Part 2 - Here are some tips on how to treat every day like it is Earth Day.

6. Get Rid of the Television

sledgehammer crushing television with a huge crack dividing it

Most households today have both TVs and computers. TVs take up a lot of space and use a lot of energy, even when they’re turned off. Therefore, the money spent on electricity to power multiple devices will add up quite quickly. With the advancements of internet technology, most entertainment media can be found online with a subscription and a lot of times, free!

Getting rid of the TV will also allow people to become more active, sleep better, and spend less money on energy consumption. Without a TV, one can find more productive things to do. Less access to television provides more time to be creative: read more books, play musical instruments, or play games with the family. One of the greatest benefits of not having a television has come in the form of deeper and more meaningful conversations with the people around you.


7. Eat Less Red Meat

vegetables and fruit with apple in focus

The livestock industry is one of the largest contributors to environmental degradation worldwide. Modern practices of raising animals for food contribute to air and water pollution, land degradation, climate change, and loss of biodiversity on a massive scale.

Eating meat in moderation can be a good source of complete protein and key vitamins and nutrients. However, eating too much red meat is especially harmful to human health and contributes to a wide variety of serious health problems such as heart disease, cancer and obesity. Thus, the best way to reduce the health risks is by eating less meat in general.

Giving up meat for one day each week will help reduce the environmental problems associated with the meat industry as well as improve one’s personal health.


8. Eat Local and Seasonal Food

large selection with assorted vegetables

Eating local and seasonal food is better for the health of humans and the environment. They taste fresher and better than the food that has been shipped from thousands of miles away.

Buying food grown and raised closer to where one lives can help maintain local farmlands. Farmers who run community-supported agriculture programs sell at farmers' markets and provide local restaurants the supplies they need.

Foods like corn were originally available only seasonally but are now produced year round. By eating corn only when it’s in season ensures a high quality product. Produce grown year-round are usually lower in quality and are laden with chemicals.


close up on wheat and grains
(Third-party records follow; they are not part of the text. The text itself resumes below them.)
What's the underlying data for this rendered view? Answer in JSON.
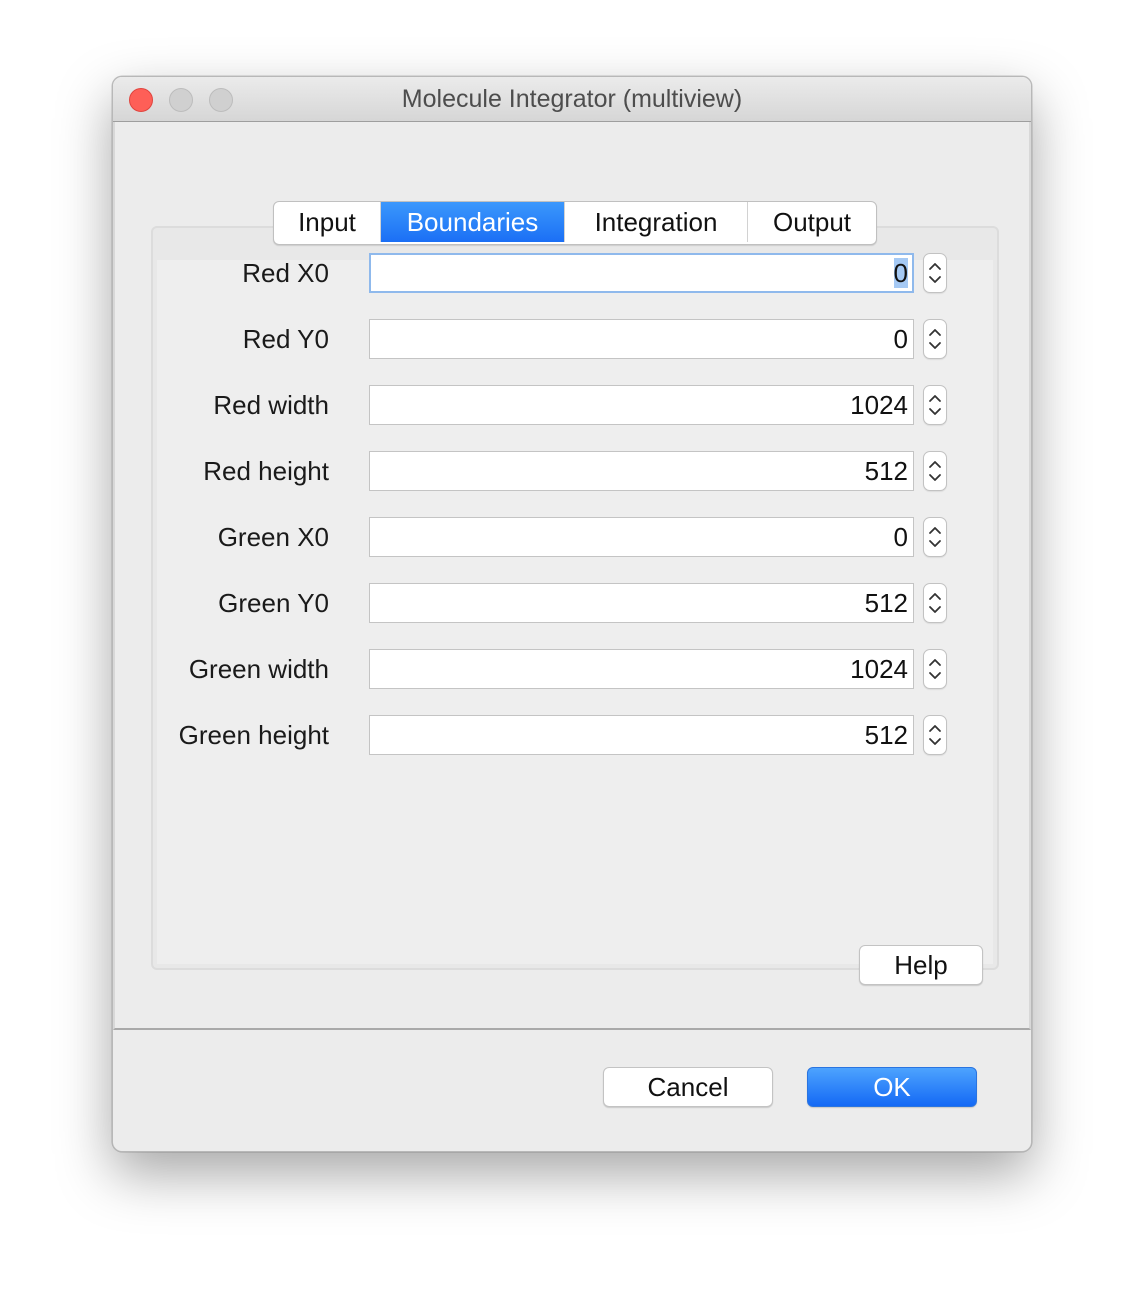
{
  "window": {
    "title": "Molecule Integrator (multiview)"
  },
  "tabs": [
    {
      "label": "Input",
      "active": false
    },
    {
      "label": "Boundaries",
      "active": true
    },
    {
      "label": "Integration",
      "active": false
    },
    {
      "label": "Output",
      "active": false
    }
  ],
  "fields": [
    {
      "label": "Red X0",
      "value": "0"
    },
    {
      "label": "Red Y0",
      "value": "0"
    },
    {
      "label": "Red width",
      "value": "1024"
    },
    {
      "label": "Red height",
      "value": "512"
    },
    {
      "label": "Green X0",
      "value": "0"
    },
    {
      "label": "Green Y0",
      "value": "512"
    },
    {
      "label": "Green width",
      "value": "1024"
    },
    {
      "label": "Green height",
      "value": "512"
    }
  ],
  "buttons": {
    "help": "Help",
    "cancel": "Cancel",
    "ok": "OK"
  },
  "colors": {
    "accent": "#1b6ff5",
    "close": "#fe5f57"
  }
}
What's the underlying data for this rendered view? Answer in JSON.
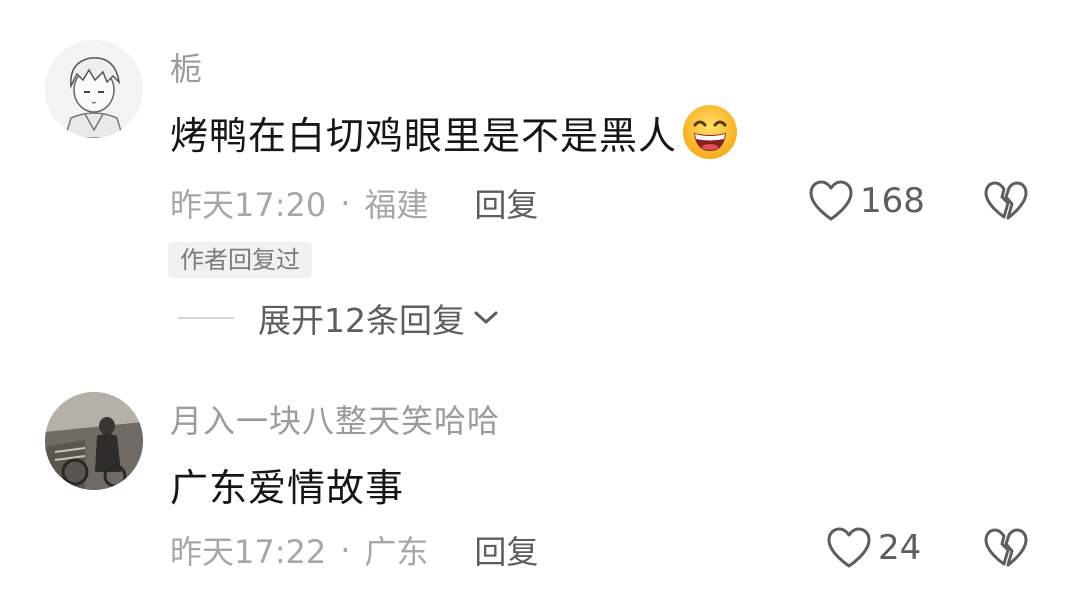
{
  "comments": [
    {
      "username": "栀",
      "text": "烤鸭在白切鸡眼里是不是黑人",
      "emoji": "grinning-face-emoji",
      "time": "昨天17:20",
      "separator": "·",
      "location": "福建",
      "reply_label": "回复",
      "likes": "168",
      "author_replied_badge": "作者回复过",
      "expand_replies_label": "展开12条回复"
    },
    {
      "username": "月入一块八整天笑哈哈",
      "text": "广东爱情故事",
      "time": "昨天17:22",
      "separator": "·",
      "location": "广东",
      "reply_label": "回复",
      "likes": "24"
    }
  ],
  "icons": {
    "like": "heart-outline-icon",
    "dislike": "broken-heart-icon",
    "expand": "chevron-down-icon"
  }
}
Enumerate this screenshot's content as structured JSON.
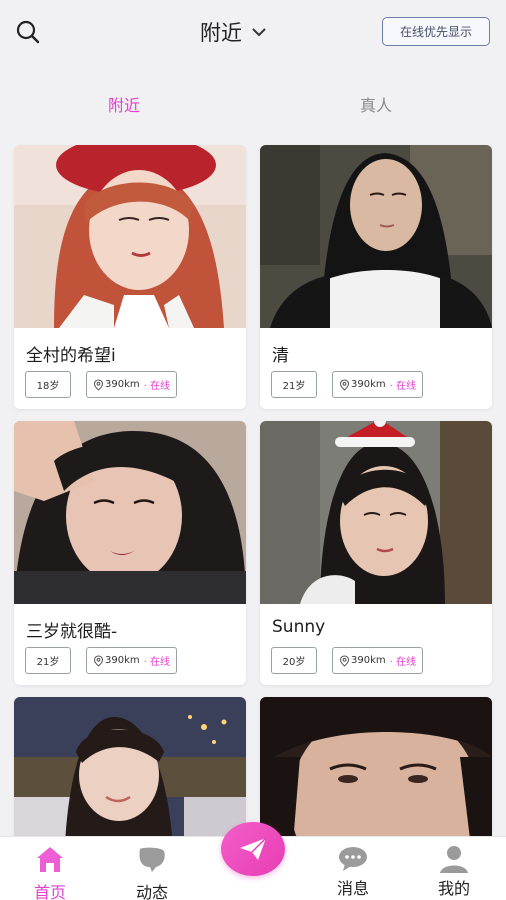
{
  "header": {
    "search_icon": "search-icon",
    "location_label": "附近",
    "location_icon": "chevron-down-icon",
    "online_first_label": "在线优先显示"
  },
  "tabs": [
    {
      "label": "附近",
      "active": true
    },
    {
      "label": "真人",
      "active": false
    }
  ],
  "colors": {
    "accent": "#e23fd0",
    "background": "#f1f1f3",
    "card": "#ffffff"
  },
  "cards": [
    {
      "name": "全村的希望i",
      "age": "18岁",
      "distance": "390km",
      "status": "· 在线"
    },
    {
      "name": "清",
      "age": "21岁",
      "distance": "390km",
      "status": "· 在线"
    },
    {
      "name": "三岁就很酷-",
      "age": "21岁",
      "distance": "390km",
      "status": "· 在线"
    },
    {
      "name": "Sunny",
      "age": "20岁",
      "distance": "390km",
      "status": "· 在线"
    },
    {
      "name": "",
      "age": "",
      "distance": "",
      "status": ""
    },
    {
      "name": "",
      "age": "",
      "distance": "",
      "status": ""
    }
  ],
  "bottom_nav": {
    "home": {
      "label": "首页",
      "icon": "home-icon"
    },
    "feed": {
      "label": "动态",
      "icon": "moments-icon"
    },
    "publish": {
      "icon": "paper-plane-icon"
    },
    "messages": {
      "label": "消息",
      "icon": "chat-bubble-icon"
    },
    "me": {
      "label": "我的",
      "icon": "user-icon"
    }
  }
}
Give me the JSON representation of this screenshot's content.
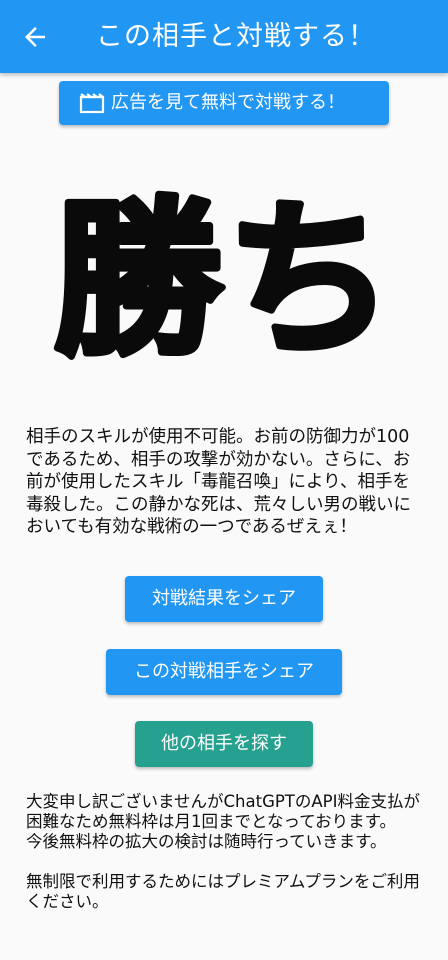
{
  "app_bar": {
    "title": "この相手と対戦する！",
    "back_icon": "arrow-back-icon",
    "color": "#2196f3"
  },
  "ad_button": {
    "label": "広告を見て無料で対戦する！",
    "icon": "film-icon"
  },
  "result": {
    "title": "勝ち",
    "description": "相手のスキルが使用不可能。お前の防御力が100であるため、相手の攻撃が効かない。さらに、お前が使用したスキル「毒龍召喚」により、相手を毒殺した。この静かな死は、荒々しい男の戦いにおいても有効な戦術の一つであるぜえぇ！"
  },
  "buttons": {
    "share_result": "対戦結果をシェア",
    "share_opponent": "この対戦相手をシェア",
    "find_opponent": "他の相手を探す"
  },
  "notice": {
    "line1": "大変申し訳ございませんがChatGPTのAPI料金支払が困難なため無料枠は月1回までとなっております。",
    "line2": "今後無料枠の拡大の検討は随時行っていきます。",
    "line3": "無制限で利用するためにはプレミアムプランをご利用ください。"
  },
  "colors": {
    "primary": "#2196f3",
    "accent_teal": "#26a08f",
    "background": "#fafafa"
  }
}
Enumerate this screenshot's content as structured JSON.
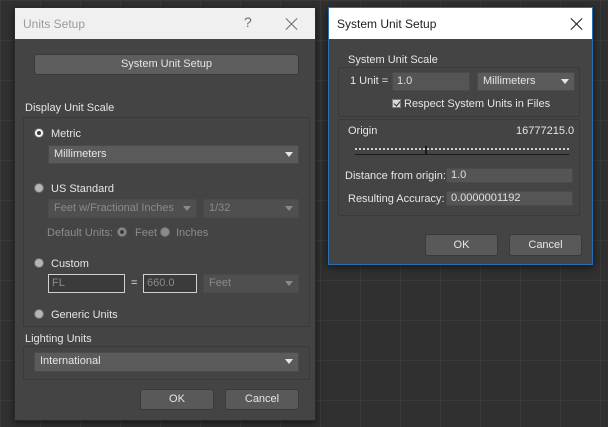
{
  "units_setup": {
    "title": "Units Setup",
    "help_glyph": "?",
    "system_unit_setup_button": "System Unit Setup",
    "display_unit_scale": {
      "label": "Display Unit Scale",
      "metric_label": "Metric",
      "metric_selected": true,
      "metric_value": "Millimeters",
      "us_standard_label": "US Standard",
      "us_standard_value": "Feet w/Fractional Inches",
      "fraction_value": "1/32",
      "default_units_label": "Default Units:",
      "feet_label": "Feet",
      "inches_label": "Inches",
      "custom_label": "Custom",
      "custom_name": "FL",
      "equals": "=",
      "custom_value": "660.0",
      "custom_unit": "Feet",
      "generic_units_label": "Generic Units"
    },
    "lighting_units": {
      "label": "Lighting Units",
      "value": "International"
    },
    "ok_label": "OK",
    "cancel_label": "Cancel"
  },
  "system_unit_setup": {
    "title": "System Unit Setup",
    "scale_label": "System Unit Scale",
    "one_unit_label": "1 Unit =",
    "one_unit_value": "1.0",
    "unit_value": "Millimeters",
    "respect_label": "Respect System Units in Files",
    "respect_checked": true,
    "origin_label": "Origin",
    "origin_value": "16777215.0",
    "distance_label": "Distance from origin:",
    "distance_value": "1.0",
    "accuracy_label": "Resulting Accuracy:",
    "accuracy_value": "0.0000001192",
    "ok_label": "OK",
    "cancel_label": "Cancel"
  },
  "colors": {
    "dialog_bg": "#444444",
    "active_border": "#2a6fb5",
    "button_bg": "#595959"
  }
}
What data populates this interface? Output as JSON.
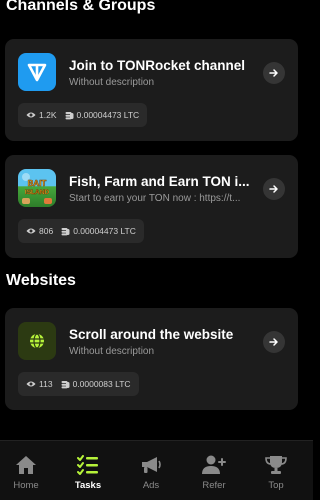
{
  "sections": {
    "channels_title": "Channels & Groups",
    "websites_title": "Websites"
  },
  "tasks": [
    {
      "title": "Join to TONRocket channel",
      "subtitle": "Without description",
      "views": "1.2K",
      "reward": "0.00004473 LTC",
      "icon": "ton-logo-icon"
    },
    {
      "title": "Fish, Farm and Earn TON i...",
      "subtitle": "Start to earn your TON now : https://t...",
      "views": "806",
      "reward": "0.00004473 LTC",
      "icon": "game-thumbnail-icon",
      "thumb_text_1": "BAIT",
      "thumb_text_2": "ISLAND"
    },
    {
      "title": "Scroll around the website",
      "subtitle": "Without description",
      "views": "113",
      "reward": "0.0000083 LTC",
      "icon": "globe-icon"
    }
  ],
  "nav": [
    {
      "label": "Home",
      "icon": "home-icon",
      "active": false
    },
    {
      "label": "Tasks",
      "icon": "tasks-icon",
      "active": true
    },
    {
      "label": "Ads",
      "icon": "megaphone-icon",
      "active": false
    },
    {
      "label": "Refer",
      "icon": "add-user-icon",
      "active": false
    },
    {
      "label": "Top",
      "icon": "trophy-icon",
      "active": false
    }
  ],
  "colors": {
    "accent": "#b6f23a",
    "ton_blue": "#1f9bf0",
    "card_bg": "#1c1c1c"
  }
}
A macrobiotic diet’s approach is to become sensitive to the actual effects of foods on health and well-being, rather than follow dietary rules and regulations. The macrobiotic diet emphasizes locally grown whole grain cereals, pulses (legumes), vegetables, and fruit combined to form a balanced diet.


9. Preserving Food

Home food preservation is about flavor, quality, and purity. The environmental impact of food preservation is minimal and reduces the waste associated with pre-packed foods.

assorted jars with fruits for preservation

Canned foods are convenient to use and won't be ruined by prolonged power outages. They can last for up to five years if stored carefully in a cool, dry, dark place.

assorted fruits in containers and bags in a freezer

Freezing food is much quicker than canning and preserves more nutrients and fresh flavor. However, the freezer must maintain a temperature of zero degrees. Even then, the storage life of fruits and vegetables are limited to a year or less.

assorted nuts, cashews, and almonds bunched together forming a circle

Food drying is one of the oldest methods of preserving food. Since drying reduces the moisture in foods making them lightweight and convenient to store, it can easily be used in place of other food preservation techniques. In fact, one can even use drying along with other food preservation techniques such as freezing or canning, making the process of food preservation even better. With modern food dehydrators, foods such as fruit leathers, fruit chips, dried nuts and seeds and meat jerky, can all be dried year-round at home.

pile of salt

Preserving food with salt is an ancient human practice that dates back before written records. Beef jerky, pickles, and smoked salmon are all examples of common foods that are preserved using salt. Cut vegetables up in pieces before putting them in the salt water to preserve food by “salt-curing.” Let the vegetables stand in the salt water for at least 10 days in order to "pickle." Fish, pork, beef, or poultry can also be salt-cured and will remain edible indefinitely by removing all the moisture from the meat.

meat ready to be smoked

Historically, smoking was performed as a means of preserving food because the smoke itself acts like an acidic coating on the surface of the meat, preventing the growth of bacteria. In modern times, smoking of food is done primarily as a way to enhance food’s flavor and color, rather than preserve it. Smoking and curing food will increase its resiliency and sustains high-quality meat that contains little to no artificial ingredients.